Discovery News (Silver Spring, Md.: 11.4 million  monthly unique users)
"Plants In Nuked Soil: Less Talking, More  Growing"

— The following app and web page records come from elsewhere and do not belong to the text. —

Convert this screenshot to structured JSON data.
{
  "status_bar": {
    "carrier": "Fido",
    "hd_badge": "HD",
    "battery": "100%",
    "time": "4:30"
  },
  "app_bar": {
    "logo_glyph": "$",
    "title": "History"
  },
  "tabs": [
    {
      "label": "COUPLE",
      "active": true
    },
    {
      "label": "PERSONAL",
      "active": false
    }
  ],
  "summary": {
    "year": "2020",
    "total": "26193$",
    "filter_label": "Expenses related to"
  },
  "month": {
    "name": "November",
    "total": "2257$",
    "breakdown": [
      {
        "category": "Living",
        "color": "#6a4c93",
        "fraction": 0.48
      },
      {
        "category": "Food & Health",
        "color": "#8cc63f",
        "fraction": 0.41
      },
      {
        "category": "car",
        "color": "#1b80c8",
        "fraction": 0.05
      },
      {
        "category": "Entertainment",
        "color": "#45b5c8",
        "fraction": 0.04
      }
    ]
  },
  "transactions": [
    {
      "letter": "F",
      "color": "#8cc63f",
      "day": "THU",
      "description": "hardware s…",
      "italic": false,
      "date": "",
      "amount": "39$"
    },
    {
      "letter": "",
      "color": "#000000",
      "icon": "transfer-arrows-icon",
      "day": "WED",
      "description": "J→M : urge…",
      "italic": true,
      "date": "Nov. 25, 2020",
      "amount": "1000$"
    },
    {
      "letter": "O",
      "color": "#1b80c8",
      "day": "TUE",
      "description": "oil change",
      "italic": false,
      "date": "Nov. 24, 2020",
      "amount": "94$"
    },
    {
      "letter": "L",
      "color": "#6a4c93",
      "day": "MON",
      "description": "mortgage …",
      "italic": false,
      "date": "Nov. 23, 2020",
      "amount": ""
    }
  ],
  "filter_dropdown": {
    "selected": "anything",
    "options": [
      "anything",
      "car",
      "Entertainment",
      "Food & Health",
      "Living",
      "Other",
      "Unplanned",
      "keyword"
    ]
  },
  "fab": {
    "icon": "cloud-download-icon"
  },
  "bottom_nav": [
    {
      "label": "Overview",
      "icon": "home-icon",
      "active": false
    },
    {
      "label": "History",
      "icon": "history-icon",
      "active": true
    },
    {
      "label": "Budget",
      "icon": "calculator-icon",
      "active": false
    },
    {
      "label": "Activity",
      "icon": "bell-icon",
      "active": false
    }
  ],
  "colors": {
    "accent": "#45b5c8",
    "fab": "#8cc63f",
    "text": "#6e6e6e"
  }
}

February 18, 2011

 

Plants seem to tolerate the high radiation levels found in the soil  near the site of the Chernobyl nuclear power plant disaster. Both soybeans and  flax showed changes in their proteins, but not enough to stop them from thriving  in the soil contaminated by the 1986 disaster. Martin Hajduch of the Slovak  Academy of Science and his colleagues found that only five percent of the flax  seeds' proteins were altered. The proteins involved were related to cell  signaling, or the system cells use to communicate with each other. Exactly what  allows the plants to thrive in the nuked soil is still unclear. The research was  published in the American Chemical Society's journal, Environmental  Science and Technology. Birds haven't been so lucky. Recent research  showed that birds living in the Chernobyl area have significantly smaller brains  than normal.